How Do I Know if I Am Contagious?

It is probably better to assume you are contagious until you are able to be tested.  While tests have been distributed throughout the U.S. and other countries, the goal of testing everyone is not yet within reach.  New tests are being developed that will provide accurate results in shorter periods of time, but these are currently not available.

What is the Course of the Virus?

Information about this is growing as more and more people are tested.  Current descriptions of what happens to people with COVID-19 include observations from medical personnel in hospitals, nursing homes, and community and primary care.  While these are useful, individuals may experience very different symptoms in terms of intensity, duration, and ability to function.

It appears that COVID-19 may be similar to a seasonal influenza.  People with COVID-19 report having fever, cough, and shortness of breath or feelings of tightness of the chest.  Some have mild versions of these symptoms and other more intense.  Symptoms typically last from a few days to two weeks.  People who have medical conditions such as high blood pressure, obesity, immune disorders and any problems with their lungs (including currently smoking, vaping, or having smoked in the past) may be more at risk for developing a severe case of COVID-19 that might require hospitalization, intubation, or ventilation.

Does Everybody Who Tests Positive for COVID-19 Need Hospitalization?

The answer here is decidedly, “No!”  In terms of people who have tested positive for COVID-19, approximately 80% get better and never have to go to the hospital.  Their symptoms can be managed using prescribed medications to treat infections or over the counter medications such as Tylenol to manage fever.  This is very reassuring!

What Sources of Information Can I Trust?

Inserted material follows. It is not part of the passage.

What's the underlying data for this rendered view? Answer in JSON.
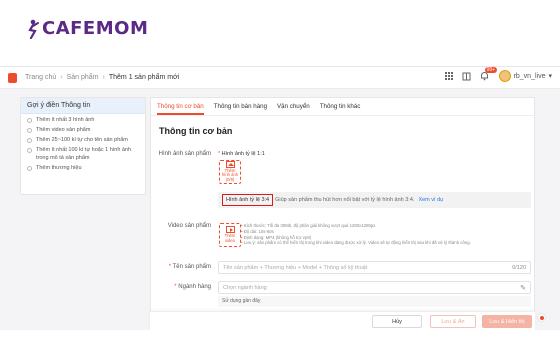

The primary sources of information that are driving research and treatment of COVID-19 are the World Health Organization (WHO) and the Centers for Disease Control (CDC).  Both these organizations collaborate in collecting information and sharing it with the scientific and research community around the globe.  Researchers and policy makers depend on WHO and the CDC to arrive at treatment protocols and policies that insure best practices and good health standards for all of us.

Here in the U.S., state and local health departments work in collaboration with the Public Health Service under the direction of the Surgeon General of the United States in collecting information and monitoring illnesses.  Public Health officers have broad powers of enforcement when it comes to keeping people in a state healthy.  To find out what is happening in your state in terms of the COVID-19 response, google “[STATE_NAME] public health department” and follow the links to COVID-19, or do a similar search for your city or county public health department.

Many universities and research institutions are working on vaccines, treatment protocols, and diagnostic tests.  These institutions can be a useful source of information through their publications.

What Sources of Information Should I Question?

Sadly, there are always scammers and hucksters who will take advantage of people’s lack of information and fears to make claims for miracle cures and magical preparations that will protect you.   Remember that just because someone calls themselves an expert, it doesn’t mean they actually have the experience and knowledge you seek.  Today anyone can publish a webpage or produced a video.  Rule of thumb — if it sounds too good to be true, it is probably a scam.

As of March 31, 2020,

  • There are no vaccines available for COVID-19.
  • No combination of foods or supplements will “cure” COVID-19 or make you immune.